“When he has to talk about his band Capital Punishment, people think he’s talking about his views” said Stiller who began describing the music as “post-punk sort of quasi-experimental sort of…” and then was interrupted by Colbert.

He started the band while at an Upper West Side private school which Colbert described as “the cradle of punk,”  Stiller corrected, “we were sort of cradle adjacent.”

Roaring laughter came in waves throughout the interview. Stiller spoke quite a bit about his parents, the comedy couple Anne Meara and Jerry Stiller. He described the show business scene in the 70’s in New York saying it was exciting to join his parents in some of their venues. Stiller retold how his parents did Neil Simon plays in Cape Cod and sometimes they would invite him and his sister  “We would memorize the plays, my sister and I would do be doing scenes from “The Prisoner of Second Avenue”… it didn’t affect our psyches at all” he joked.

Colbert and Stiller discussed the process of writing, and editing and making comedy in a climate of political correctness. Stiller seemed to trust his instincts about when a joke will be funny, and from what he described, sometimes even past the point of having been proven wrong.

As kids, he and his sister made Super 8 films which he is still fascinated to watch. He said he is currently gathering footage and may try to make a documentary about his parents’ careers.
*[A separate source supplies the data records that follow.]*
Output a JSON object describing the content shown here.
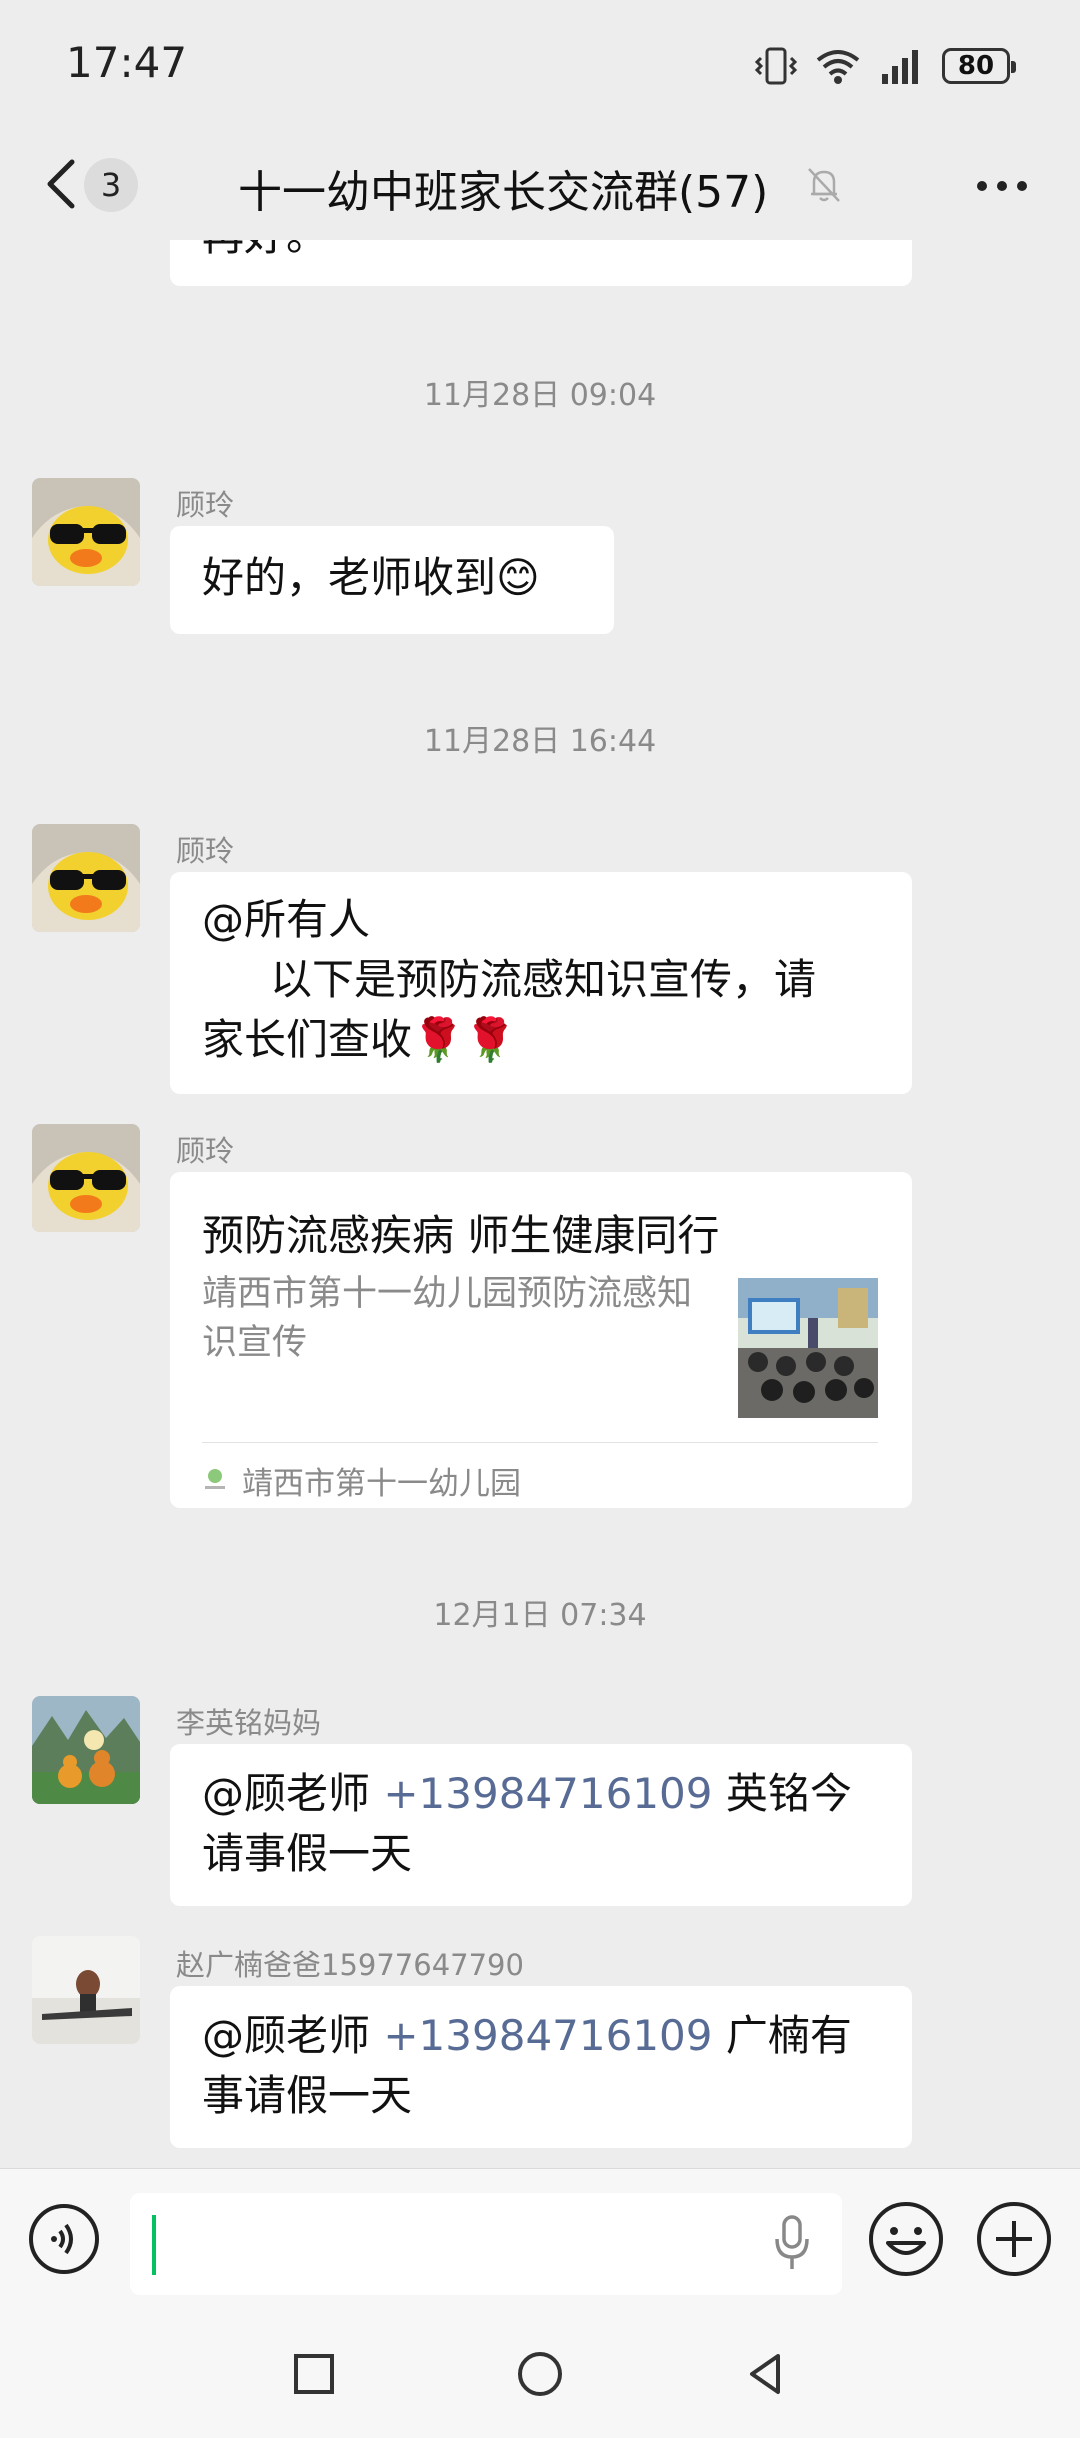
{
  "status_bar": {
    "time": "17:47",
    "battery": "80"
  },
  "header": {
    "unread_count": "3",
    "title": "十一幼中班家长交流群(57)"
  },
  "chat": {
    "partial_message": "再好。",
    "timestamps": [
      "11月28日 09:04",
      "11月28日 16:44",
      "12月1日 07:34"
    ],
    "messages": [
      {
        "sender": "顾玲",
        "text": "好的，老师收到😊"
      },
      {
        "sender": "顾玲",
        "line1": "@所有人",
        "line2": "以下是预防流感知识宣传，请",
        "line3": "家长们查收🌹🌹"
      },
      {
        "sender": "顾玲",
        "card": {
          "title": "预防流感疾病  师生健康同行",
          "desc": "靖西市第十一幼儿园预防流感知识宣传",
          "source": "靖西市第十一幼儿园"
        }
      },
      {
        "sender": "李英铭妈妈",
        "mention": "@顾老师 ",
        "phone": "+13984716109",
        "after": " 英铭今",
        "line2": "请事假一天"
      },
      {
        "sender": "赵广楠爸爸15977647790",
        "mention": "@顾老师 ",
        "phone": "+13984716109",
        "after": " 广楠有",
        "line2": "事请假一天"
      }
    ]
  },
  "input": {
    "placeholder": ""
  },
  "icons": {
    "back": "chevron-left-icon",
    "mute": "bell-off-icon",
    "more": "more-dots-icon",
    "voice": "voice-icon",
    "mic": "mic-icon",
    "emoji": "emoji-icon",
    "plus": "plus-icon"
  },
  "colors": {
    "background": "#EDEDED",
    "bubble": "#FFFFFF",
    "link": "#576B95",
    "caret": "#07C160"
  }
}
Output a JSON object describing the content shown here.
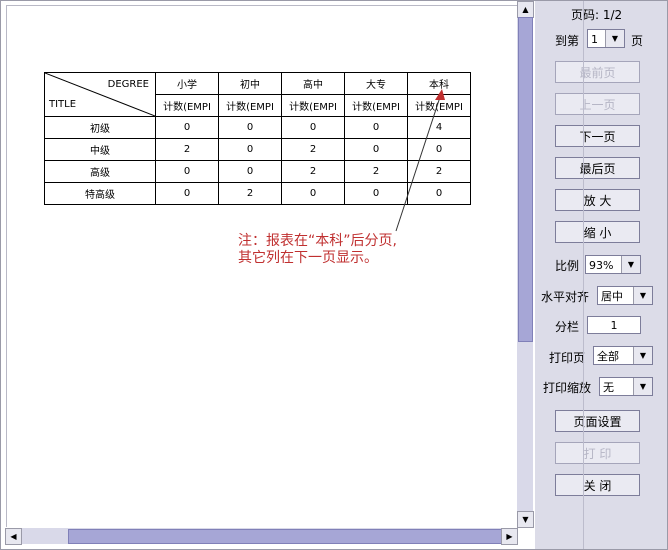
{
  "report": {
    "diag_top": "DEGREE",
    "diag_bottom": "TITLE",
    "columns": [
      "小学",
      "初中",
      "高中",
      "大专",
      "本科"
    ],
    "subheader": [
      "计数(EMPI",
      "计数(EMPI",
      "计数(EMPI",
      "计数(EMPI",
      "计数(EMPI"
    ],
    "rows": [
      {
        "label": "初级",
        "values": [
          "0",
          "0",
          "0",
          "0",
          "4"
        ]
      },
      {
        "label": "中级",
        "values": [
          "2",
          "0",
          "2",
          "0",
          "0"
        ]
      },
      {
        "label": "高级",
        "values": [
          "0",
          "0",
          "2",
          "2",
          "2"
        ]
      },
      {
        "label": "特高级",
        "values": [
          "0",
          "2",
          "0",
          "0",
          "0"
        ]
      }
    ]
  },
  "note": {
    "line1": "注：报表在“本科”后分页,",
    "line2": "其它列在下一页显示。",
    "color": "#c03030"
  },
  "panel": {
    "page_info": "页码: 1/2",
    "goto_label_pre": "到第",
    "goto_value": "1",
    "goto_label_post": "页",
    "btn_first": "最前页",
    "btn_prev": "上一页",
    "btn_next": "下一页",
    "btn_last": "最后页",
    "btn_zoom_in": "放  大",
    "btn_zoom_out": "缩  小",
    "scale_label": "比例",
    "scale_value": "93%",
    "align_label": "水平对齐",
    "align_value": "居中",
    "columns_label": "分栏",
    "columns_value": "1",
    "print_pages_label": "打印页",
    "print_pages_value": "全部",
    "print_scale_label": "打印缩放",
    "print_scale_value": "无",
    "btn_page_setup": "页面设置",
    "btn_print": "打  印",
    "btn_close": "关  闭"
  },
  "colors": {
    "panel_bg": "#dcdce8",
    "scroll_thumb": "#a6a6d6",
    "disabled_text": "#b5b5c5"
  }
}
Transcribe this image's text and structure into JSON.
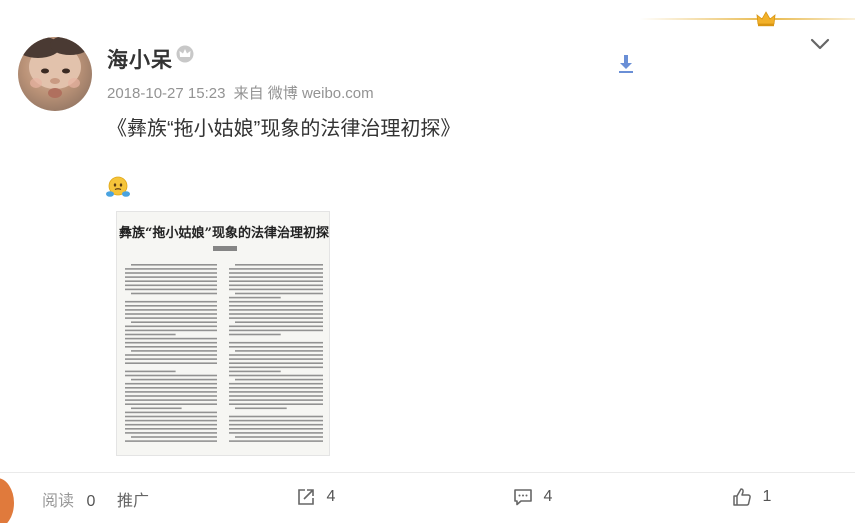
{
  "post": {
    "username": "海小呆",
    "timestamp": "2018-10-27 15:23",
    "source": "来自 微博 weibo.com",
    "text": "《彝族“拖小姑娘”现象的法律治理初探》"
  },
  "article_image": {
    "title": "彝族“拖小姑娘”现象的法律治理初探"
  },
  "footer": {
    "read_label": "阅读",
    "read_count": "0",
    "promote_label": "推广",
    "share_count": "4",
    "comment_count": "4",
    "like_count": "1"
  },
  "colors": {
    "gold_accent": "#e8b84a",
    "muted_text": "#939393",
    "download_blue": "#6a8fd6"
  },
  "icons": [
    "crown-icon",
    "chevron-down-icon",
    "badge-icon",
    "download-icon",
    "emoji-icon",
    "share-icon",
    "comment-icon",
    "like-icon"
  ]
}
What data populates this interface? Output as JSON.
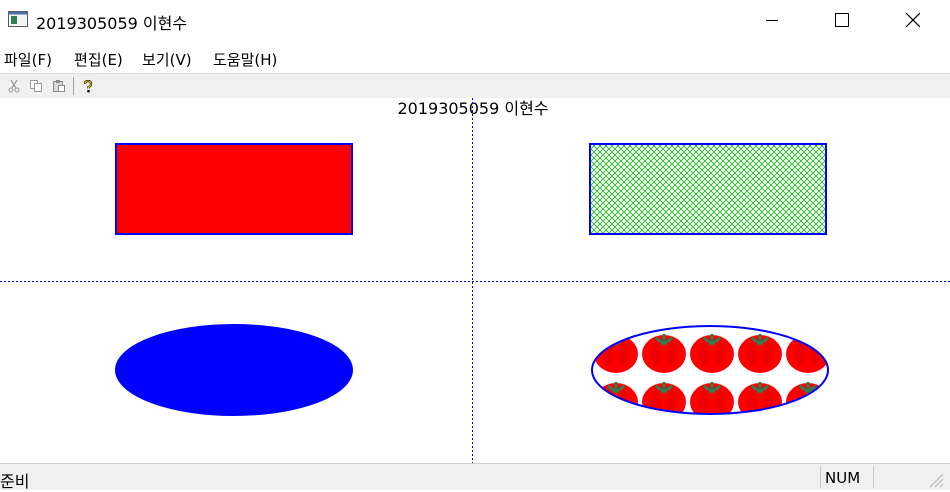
{
  "window": {
    "title": "2019305059 이현수",
    "icons": [
      "app-icon",
      "minimize-icon",
      "maximize-icon",
      "close-icon"
    ]
  },
  "menu": {
    "file": "파일(F)",
    "edit": "편집(E)",
    "view": "보기(V)",
    "help": "도움말(H)"
  },
  "toolbar": {
    "icons": [
      "cut-icon",
      "copy-icon",
      "paste-icon",
      "help-icon"
    ]
  },
  "client": {
    "title": "2019305059 이현수",
    "shapes": [
      {
        "kind": "rectangle",
        "fill": "solid-red",
        "border": "blue"
      },
      {
        "kind": "rectangle",
        "fill": "green-crosshatch",
        "border": "blue"
      },
      {
        "kind": "ellipse",
        "fill": "solid-blue",
        "border": "blue"
      },
      {
        "kind": "ellipse",
        "fill": "tomato-pattern",
        "border": "blue"
      }
    ]
  },
  "status": {
    "ready": "준비",
    "num": "NUM"
  },
  "colors": {
    "red": "#ff0000",
    "blue": "#0000ff",
    "hatch_green": "#22b822",
    "tomato_stem": "#2e7d4e"
  }
}
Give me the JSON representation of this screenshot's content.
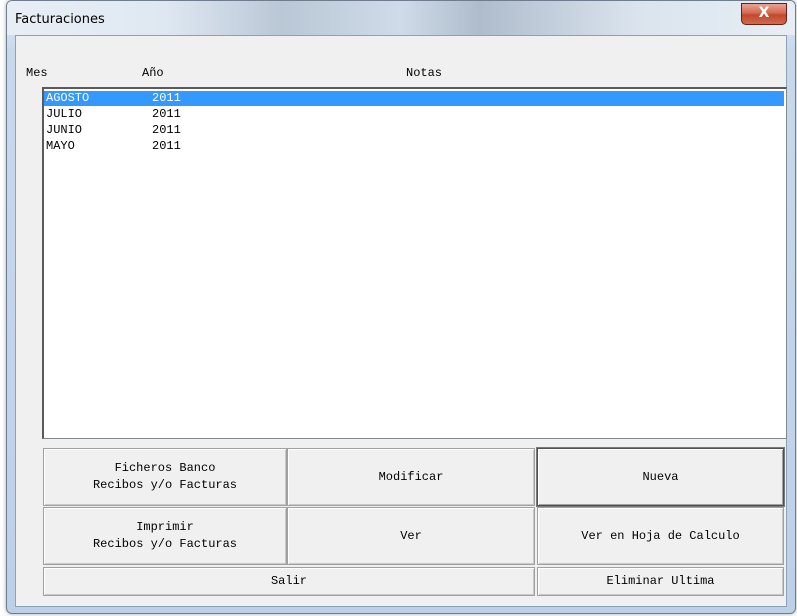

The interview went on for about an hour and a half leaving the audience well versed on Ben Stiller’s journey and with a wide smile on their faces from so much laughter.